      @Ronnie Schreiber In addition, the 1951 Kaiser was promoted as the safety first car, with such features as better visibility, pop out front and rear glass, recessed knobs, right hand emergency brake handle, and the 1948 Tucker had many safety features as well, pop out windows, safety crash cell under the dash, rotating cyclops head light. Of course today we know seat belts are a better way than the pop out windows, but at least they tried and cared.

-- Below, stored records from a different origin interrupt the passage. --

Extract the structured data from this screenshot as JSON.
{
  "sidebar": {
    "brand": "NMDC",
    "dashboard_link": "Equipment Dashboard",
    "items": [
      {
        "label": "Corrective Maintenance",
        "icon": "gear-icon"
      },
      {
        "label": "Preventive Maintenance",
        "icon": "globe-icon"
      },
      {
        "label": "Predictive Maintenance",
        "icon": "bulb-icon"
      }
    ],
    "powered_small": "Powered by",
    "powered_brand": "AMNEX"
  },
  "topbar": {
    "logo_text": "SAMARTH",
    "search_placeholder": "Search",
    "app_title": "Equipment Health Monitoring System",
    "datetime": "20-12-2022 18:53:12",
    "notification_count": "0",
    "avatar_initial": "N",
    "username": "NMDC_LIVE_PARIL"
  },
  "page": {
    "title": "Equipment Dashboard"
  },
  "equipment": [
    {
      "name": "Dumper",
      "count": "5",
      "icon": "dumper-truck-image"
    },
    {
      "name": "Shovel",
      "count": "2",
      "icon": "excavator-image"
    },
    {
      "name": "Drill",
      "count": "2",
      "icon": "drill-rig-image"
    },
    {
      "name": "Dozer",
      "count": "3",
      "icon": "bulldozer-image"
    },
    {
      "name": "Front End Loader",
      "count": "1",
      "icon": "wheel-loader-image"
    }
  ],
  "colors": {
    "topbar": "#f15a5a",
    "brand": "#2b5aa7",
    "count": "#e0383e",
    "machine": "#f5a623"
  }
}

  • Dusterdude @El scotto , I'm aware of the history, I have been in the "working world" for close to 40 years with many of them being in automotive. We have to look at situation in the "big picture". Did UAW make concessions in past ? - yes. Do they deserve an increase now ? -yes . Is their pay increase reasonable given their current compensation package ? Not at all ! By the way - are the automotive CEO's overpaid - definitely! (That is the case in many industries, and a separate topic). As the auto industry slowly but surely moves to EV's , the "big 3" will need to be producing top quality competitive vehicles or they will not survive.
  • Art_Vandelay “We skipped it because we didn’t think anyone would want to steal these things”-Hyundai

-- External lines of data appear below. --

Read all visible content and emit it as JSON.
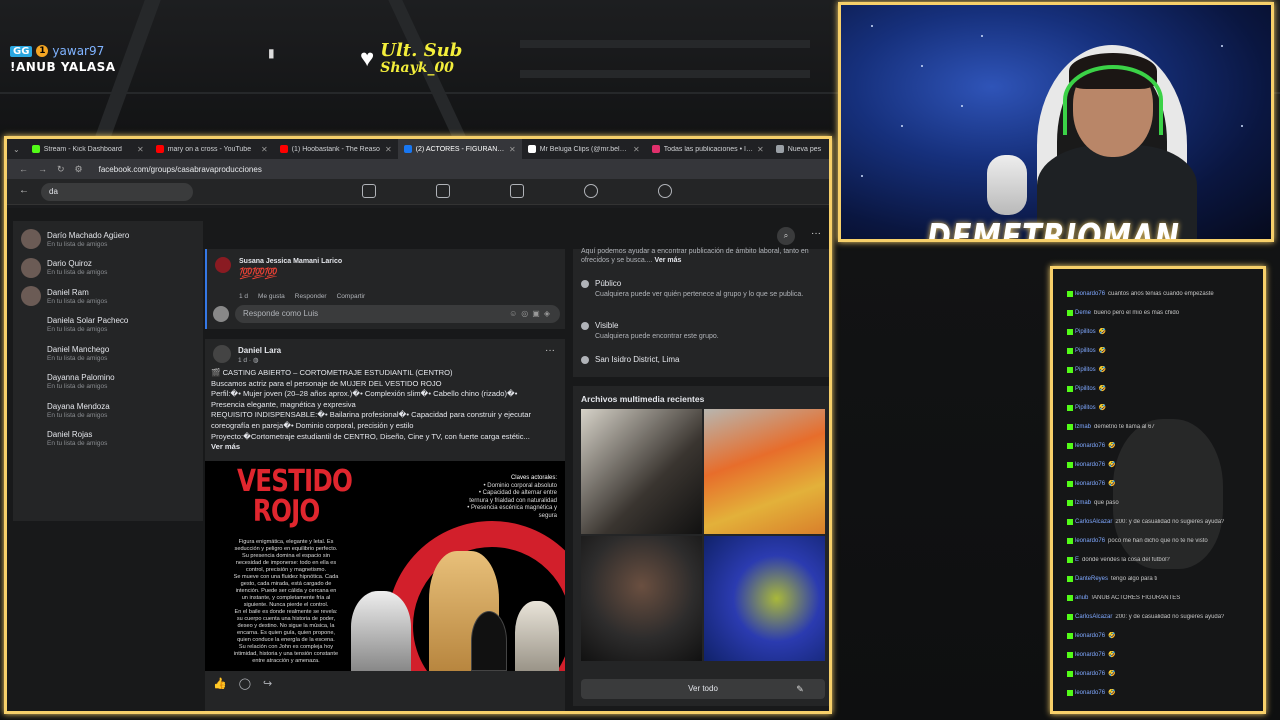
{
  "overlay": {
    "viewer_badge": "GG",
    "viewer_count_badge": "1",
    "viewer_name": "yawar97",
    "command_text": "!ANUB YALASA",
    "sub_label": "Ult. Sub",
    "sub_name": "Shayk_00",
    "streamer_name": "DEMETRIOMAN"
  },
  "browser": {
    "tabs": [
      {
        "label": "Stream - Kick Dashboard",
        "color": "#53fc18",
        "active": false
      },
      {
        "label": "mary on a cross - YouTube",
        "color": "#ff0000",
        "active": false
      },
      {
        "label": "(1) Hoobastank - The Reaso",
        "color": "#ff0000",
        "active": false
      },
      {
        "label": "(2) ACTORES - FIGURANTES - E",
        "color": "#1877f2",
        "active": true
      },
      {
        "label": "Mr Beluga Clips (@mr.beluga.c",
        "color": "#ffffff",
        "active": false
      },
      {
        "label": "Todas las publicaciones • Insta",
        "color": "#e1306c",
        "active": false
      },
      {
        "label": "Nueva pes",
        "color": "#9aa0a6",
        "active": false
      }
    ],
    "url": "facebook.com/groups/casabravaproducciones"
  },
  "search": {
    "query": "da",
    "results": [
      {
        "name": "Darío Machado Agüero",
        "sub": "En tu lista de amigos",
        "has_avatar": true
      },
      {
        "name": "Dario Quiroz",
        "sub": "En tu lista de amigos",
        "has_avatar": true
      },
      {
        "name": "Daniel Ram",
        "sub": "En tu lista de amigos",
        "has_avatar": true
      },
      {
        "name": "Daniela Solar Pacheco",
        "sub": "En tu lista de amigos",
        "has_avatar": false
      },
      {
        "name": "Daniel Manchego",
        "sub": "En tu lista de amigos",
        "has_avatar": false
      },
      {
        "name": "Dayanna Palomino",
        "sub": "En tu lista de amigos",
        "has_avatar": false
      },
      {
        "name": "Dayana Mendoza",
        "sub": "En tu lista de amigos",
        "has_avatar": false
      },
      {
        "name": "Daniel Rojas",
        "sub": "En tu lista de amigos",
        "has_avatar": false
      }
    ]
  },
  "comment": {
    "author": "Susana Jessica Mamani Larico",
    "emoji_text": "💯💯💯",
    "time": "1 d",
    "like": "Me gusta",
    "reply": "Responder",
    "share": "Compartir",
    "reply_placeholder": "Responde como Luis"
  },
  "post": {
    "author": "Daniel Lara",
    "time": "1 d · ",
    "lines": [
      "🎬 CASTING ABIERTO – CORTOMETRAJE ESTUDIANTIL (CENTRO)",
      "Buscamos actriz para el personaje de MUJER DEL VESTIDO ROJO",
      "Perfil:�• Mujer joven (20–28 años aprox.)�• Complexión slim�• Cabello chino (rizado)�•",
      "Presencia elegante, magnética y expresiva",
      "REQUISITO INDISPENSABLE:�• Bailarina profesional�• Capacidad para construir y ejecutar",
      "coreografía en pareja�• Dominio corporal, precisión y estilo",
      "Proyecto:�Cortometraje estudiantil de CENTRO, Diseño, Cine y TV, con fuerte carga estétic..."
    ],
    "see_more": "Ver más",
    "poster_title_1": "VESTIDO",
    "poster_title_2": "ROJO",
    "poster_right_heading": "Claves actorales:",
    "poster_right_lines": [
      "• Dominio corporal absoluto",
      "• Capacidad de alternar entre",
      "ternura y frialdad con naturalidad",
      "• Presencia escénica magnética y",
      "segura"
    ],
    "poster_left_lines": [
      "Figura enigmática, elegante y letal. Es",
      "seducción y peligro en equilibrio perfecto.",
      "Su presencia domina el espacio sin",
      "necesidad de imponerse: todo en ella es",
      "control, precisión y magnetismo.",
      "Se mueve con una fluidez hipnótica. Cada",
      "gesto, cada mirada, está cargado de",
      "intención. Puede ser cálida y cercana en",
      "un instante, y completamente fría al",
      "siguiente. Nunca pierde el control.",
      "En el baile es donde realmente se revela:",
      "su cuerpo cuenta una historia de poder,",
      "deseo y destino. No sigue la música, la",
      "encarna. Es quien guía, quien propone,",
      "quien conduce la energía de la escena.",
      "Su relación con John es compleja hoy",
      "intimidad, historia y una tensión constante",
      "entre atracción y amenaza."
    ]
  },
  "about": {
    "intro": "Aquí podemos ayudar a encontrar publicación de ámbito laboral, tanto en ofrecidos y se busca....",
    "intro_more": "Ver más",
    "public_title": "Público",
    "public_desc": "Cualquiera puede ver quién pertenece al grupo y lo que se publica.",
    "visible_title": "Visible",
    "visible_desc": "Cualquiera puede encontrar este grupo.",
    "location": "San Isidro District, Lima"
  },
  "media": {
    "title": "Archivos multimedia recientes",
    "view_all": "Ver todo"
  },
  "chat": {
    "messages": [
      {
        "user": "leonardo76",
        "msg": "cuantos años tenias cuando empezaste"
      },
      {
        "user": "Deme",
        "msg": "bueno pero el mio es mas chido"
      },
      {
        "user": "Pipilitos",
        "msg": "🤣"
      },
      {
        "user": "Pipilitos",
        "msg": "🤣"
      },
      {
        "user": "Pipilitos",
        "msg": "🤣"
      },
      {
        "user": "Pipilitos",
        "msg": "🤣"
      },
      {
        "user": "Pipilitos",
        "msg": "🤣"
      },
      {
        "user": "lzmab",
        "msg": "demetrio te llama al 67"
      },
      {
        "user": "leonardo76",
        "msg": "🤣"
      },
      {
        "user": "leonardo76",
        "msg": "🤣"
      },
      {
        "user": "leonardo76",
        "msg": "🤣"
      },
      {
        "user": "lzmab",
        "msg": "que paso"
      },
      {
        "user": "CarlosAlcazar",
        "msg": "200: y de casualidad no sugieres ayuda?"
      },
      {
        "user": "leonardo76",
        "msg": "poco me han dicho que no te he visto"
      },
      {
        "user": "E",
        "msg": "donde vendes la cosa del futbol?"
      },
      {
        "user": "DanteReyes",
        "msg": "tengo algo para ti"
      },
      {
        "user": "anub",
        "msg": "!ANUB ACTORES FIGURANTES"
      },
      {
        "user": "CarlosAlcazar",
        "msg": "200: y de casualidad no sugieres ayuda?"
      },
      {
        "user": "leonardo76",
        "msg": "🤣"
      },
      {
        "user": "leonardo76",
        "msg": "🤣"
      },
      {
        "user": "leonardo76",
        "msg": "🤣"
      },
      {
        "user": "leonardo76",
        "msg": "🤣"
      }
    ]
  }
}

  • El scotto Huge lumbering SUV? Check. Unknown name soon to be made popular by Tiktok ilk? Check. Scads of these showing up in school drop-off lines? Check. The only real over/under is if these will have as much cachet as Land Rovers themselves? A bespoken item had to be new at one time. Bonus "accepted by the right kind of people" points if EBFlex or Tassos disapproves.
  • El scotto No, "brothers and sisters" are the core strength of the union. So you'll take less money and less benefits because "my company really needs helped out"? The UAW already did that with two-tier employees and concessions on their last contract.The Big 3 have never, ever locked out the UAW. The Big 3 have agreed to every collective bargaining agreement since WWII. Neither side will change.
  • El scotto Never mind that that F-1 is a bigger circus than EBFlex and Tassos shopping together for their new BDSM outfits and personal lubricants. Also, the F1 rumor mill churns more than EBFlex's mind choosing a new Sharpie to make his next "Free Candy" sign for his white Ram work van. GM will spend a year or two learning how things work in F1. By the third or fourth year GM will have a competitive "F-1 LS" engine. After they win a race or two Ferrari will protest to highest F-1 authorities. Something not mentioned: Will GM get tens of millions of dollars from F-1? Ferrari gets 30 million a year as a participation trophy.